■ Exercise directions ■
Each record must be copied in full and unchanged; any image it holds is excluded.

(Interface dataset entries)
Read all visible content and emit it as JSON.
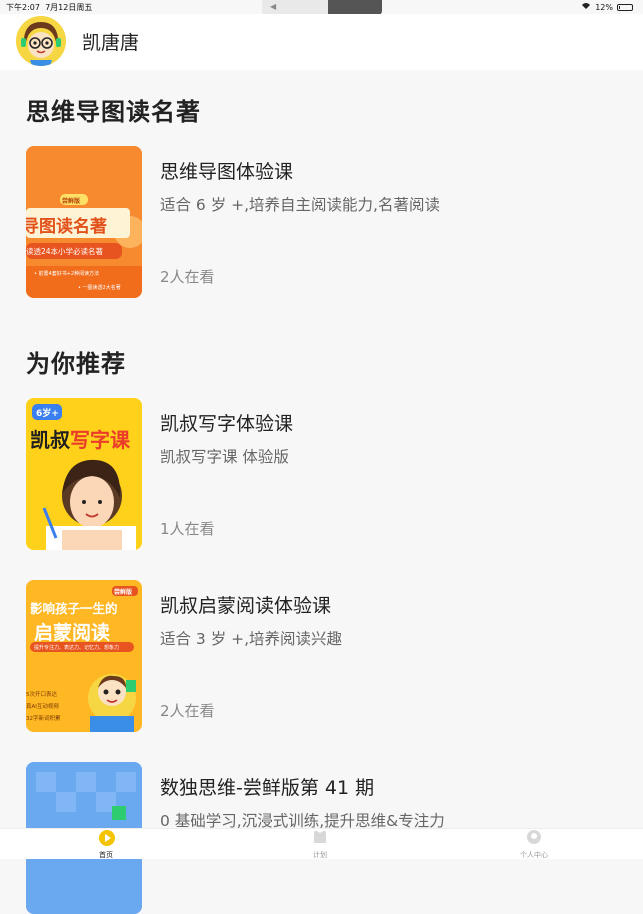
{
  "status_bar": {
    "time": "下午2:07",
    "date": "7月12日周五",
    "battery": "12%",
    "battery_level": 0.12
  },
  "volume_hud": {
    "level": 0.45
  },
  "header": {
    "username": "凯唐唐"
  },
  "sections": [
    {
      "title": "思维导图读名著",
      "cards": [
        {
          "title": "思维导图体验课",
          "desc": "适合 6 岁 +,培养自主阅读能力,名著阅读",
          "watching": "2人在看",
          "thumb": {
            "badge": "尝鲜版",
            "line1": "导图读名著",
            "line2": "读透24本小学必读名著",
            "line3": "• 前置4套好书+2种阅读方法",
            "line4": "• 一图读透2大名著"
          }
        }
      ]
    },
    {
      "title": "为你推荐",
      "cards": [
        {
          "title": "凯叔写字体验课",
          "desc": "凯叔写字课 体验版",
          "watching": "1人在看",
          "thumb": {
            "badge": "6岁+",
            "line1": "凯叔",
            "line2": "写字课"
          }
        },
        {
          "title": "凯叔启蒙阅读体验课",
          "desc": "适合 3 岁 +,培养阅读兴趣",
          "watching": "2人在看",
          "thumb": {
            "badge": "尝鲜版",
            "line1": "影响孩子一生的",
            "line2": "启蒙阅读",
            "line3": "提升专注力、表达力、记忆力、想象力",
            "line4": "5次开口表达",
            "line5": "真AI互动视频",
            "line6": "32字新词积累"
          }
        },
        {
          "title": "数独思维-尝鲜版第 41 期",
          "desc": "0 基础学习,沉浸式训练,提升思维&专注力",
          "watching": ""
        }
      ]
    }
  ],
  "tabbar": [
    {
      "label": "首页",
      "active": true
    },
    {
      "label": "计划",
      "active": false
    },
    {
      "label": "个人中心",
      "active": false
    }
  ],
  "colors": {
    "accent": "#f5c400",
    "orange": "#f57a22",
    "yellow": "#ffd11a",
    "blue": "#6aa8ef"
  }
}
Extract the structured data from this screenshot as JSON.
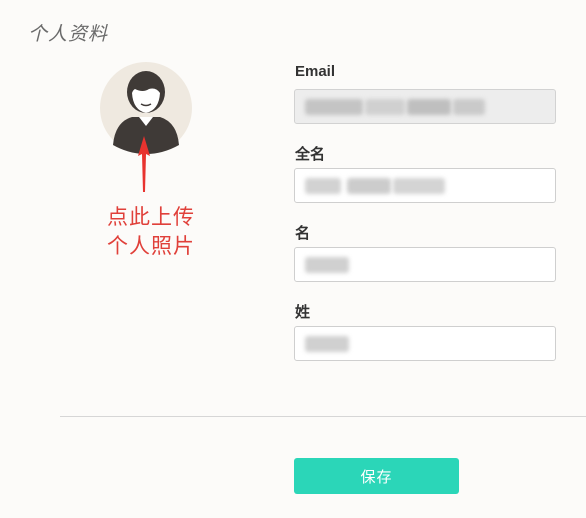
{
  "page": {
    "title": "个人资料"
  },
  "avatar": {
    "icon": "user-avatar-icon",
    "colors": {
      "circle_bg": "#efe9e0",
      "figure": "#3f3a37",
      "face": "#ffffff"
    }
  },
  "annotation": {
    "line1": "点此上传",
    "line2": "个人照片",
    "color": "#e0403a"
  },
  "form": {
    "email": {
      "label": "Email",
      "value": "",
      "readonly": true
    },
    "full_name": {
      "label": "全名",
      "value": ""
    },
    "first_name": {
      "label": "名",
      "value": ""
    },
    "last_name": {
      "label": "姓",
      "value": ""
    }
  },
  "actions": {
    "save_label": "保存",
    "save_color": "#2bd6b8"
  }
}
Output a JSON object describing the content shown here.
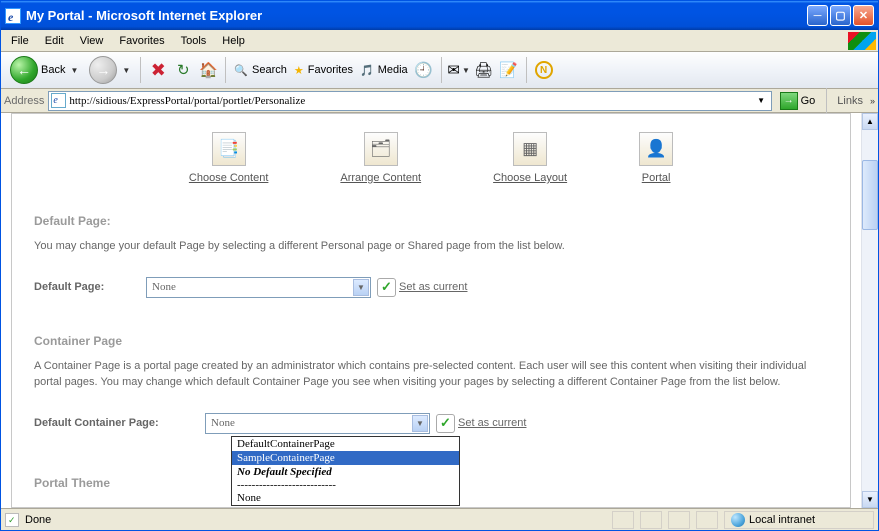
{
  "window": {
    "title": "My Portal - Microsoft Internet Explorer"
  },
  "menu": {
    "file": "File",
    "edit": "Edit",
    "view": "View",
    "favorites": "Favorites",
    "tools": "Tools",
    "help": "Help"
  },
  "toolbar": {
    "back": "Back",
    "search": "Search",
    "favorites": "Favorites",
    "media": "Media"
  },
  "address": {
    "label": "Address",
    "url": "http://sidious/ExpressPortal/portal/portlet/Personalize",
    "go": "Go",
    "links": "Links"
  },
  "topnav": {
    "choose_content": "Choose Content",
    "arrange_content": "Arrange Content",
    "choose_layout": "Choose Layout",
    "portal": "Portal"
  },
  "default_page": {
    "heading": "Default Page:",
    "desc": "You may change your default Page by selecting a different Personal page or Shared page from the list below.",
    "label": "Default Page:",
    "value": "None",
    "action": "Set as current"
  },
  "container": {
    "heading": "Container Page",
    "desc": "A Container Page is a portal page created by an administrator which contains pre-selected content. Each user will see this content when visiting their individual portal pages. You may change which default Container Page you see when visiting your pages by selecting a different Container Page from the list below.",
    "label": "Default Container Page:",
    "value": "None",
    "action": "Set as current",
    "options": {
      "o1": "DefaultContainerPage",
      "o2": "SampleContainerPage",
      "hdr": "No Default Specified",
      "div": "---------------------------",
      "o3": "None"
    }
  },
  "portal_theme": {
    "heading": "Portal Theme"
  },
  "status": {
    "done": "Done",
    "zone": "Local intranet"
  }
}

■ Result ■
Read all visible content and emit it as JSON.
{
  "status_bar": {
    "time": "下午2:07",
    "date": "7月12日周五",
    "battery": "12%",
    "battery_level": 0.12
  },
  "volume_hud": {
    "level": 0.45
  },
  "header": {
    "username": "凯唐唐"
  },
  "sections": [
    {
      "title": "思维导图读名著",
      "cards": [
        {
          "title": "思维导图体验课",
          "desc": "适合 6 岁 +,培养自主阅读能力,名著阅读",
          "watching": "2人在看",
          "thumb": {
            "badge": "尝鲜版",
            "line1": "导图读名著",
            "line2": "读透24本小学必读名著",
            "line3": "• 前置4套好书+2种阅读方法",
            "line4": "• 一图读透2大名著"
          }
        }
      ]
    },
    {
      "title": "为你推荐",
      "cards": [
        {
          "title": "凯叔写字体验课",
          "desc": "凯叔写字课 体验版",
          "watching": "1人在看",
          "thumb": {
            "badge": "6岁+",
            "line1": "凯叔",
            "line2": "写字课"
          }
        },
        {
          "title": "凯叔启蒙阅读体验课",
          "desc": "适合 3 岁 +,培养阅读兴趣",
          "watching": "2人在看",
          "thumb": {
            "badge": "尝鲜版",
            "line1": "影响孩子一生的",
            "line2": "启蒙阅读",
            "line3": "提升专注力、表达力、记忆力、想象力",
            "line4": "5次开口表达",
            "line5": "真AI互动视频",
            "line6": "32字新词积累"
          }
        },
        {
          "title": "数独思维-尝鲜版第 41 期",
          "desc": "0 基础学习,沉浸式训练,提升思维&专注力",
          "watching": ""
        }
      ]
    }
  ],
  "tabbar": [
    {
      "label": "首页",
      "active": true
    },
    {
      "label": "计划",
      "active": false
    },
    {
      "label": "个人中心",
      "active": false
    }
  ],
  "colors": {
    "accent": "#f5c400",
    "orange": "#f57a22",
    "yellow": "#ffd11a",
    "blue": "#6aa8ef"
  }
}
Extract the structured data from this screenshot as JSON.
{
  "page": {
    "title": "个人资料"
  },
  "avatar": {
    "icon": "user-avatar-icon",
    "colors": {
      "circle_bg": "#efe9e0",
      "figure": "#3f3a37",
      "face": "#ffffff"
    }
  },
  "annotation": {
    "line1": "点此上传",
    "line2": "个人照片",
    "color": "#e0403a"
  },
  "form": {
    "email": {
      "label": "Email",
      "value": "",
      "readonly": true
    },
    "full_name": {
      "label": "全名",
      "value": ""
    },
    "first_name": {
      "label": "名",
      "value": ""
    },
    "last_name": {
      "label": "姓",
      "value": ""
    }
  },
  "actions": {
    "save_label": "保存",
    "save_color": "#2bd6b8"
  }
}
Output a JSON object describing the content shown here.
{
  "window": {
    "title": "My Portal - Microsoft Internet Explorer"
  },
  "menu": {
    "file": "File",
    "edit": "Edit",
    "view": "View",
    "favorites": "Favorites",
    "tools": "Tools",
    "help": "Help"
  },
  "toolbar": {
    "back": "Back",
    "search": "Search",
    "favorites": "Favorites",
    "media": "Media"
  },
  "address": {
    "label": "Address",
    "url": "http://sidious/ExpressPortal/portal/portlet/Personalize",
    "go": "Go",
    "links": "Links"
  },
  "topnav": {
    "choose_content": "Choose Content",
    "arrange_content": "Arrange Content",
    "choose_layout": "Choose Layout",
    "portal": "Portal"
  },
  "default_page": {
    "heading": "Default Page:",
    "desc": "You may change your default Page by selecting a different Personal page or Shared page from the list below.",
    "label": "Default Page:",
    "value": "None",
    "action": "Set as current"
  },
  "container": {
    "heading": "Container Page",
    "desc": "A Container Page is a portal page created by an administrator which contains pre-selected content. Each user will see this content when visiting their individual portal pages. You may change which default Container Page you see when visiting your pages by selecting a different Container Page from the list below.",
    "label": "Default Container Page:",
    "value": "None",
    "action": "Set as current",
    "options": {
      "o1": "DefaultContainerPage",
      "o2": "SampleContainerPage",
      "hdr": "No Default Specified",
      "div": "---------------------------",
      "o3": "None"
    }
  },
  "portal_theme": {
    "heading": "Portal Theme"
  },
  "status": {
    "done": "Done",
    "zone": "Local intranet"
  }
}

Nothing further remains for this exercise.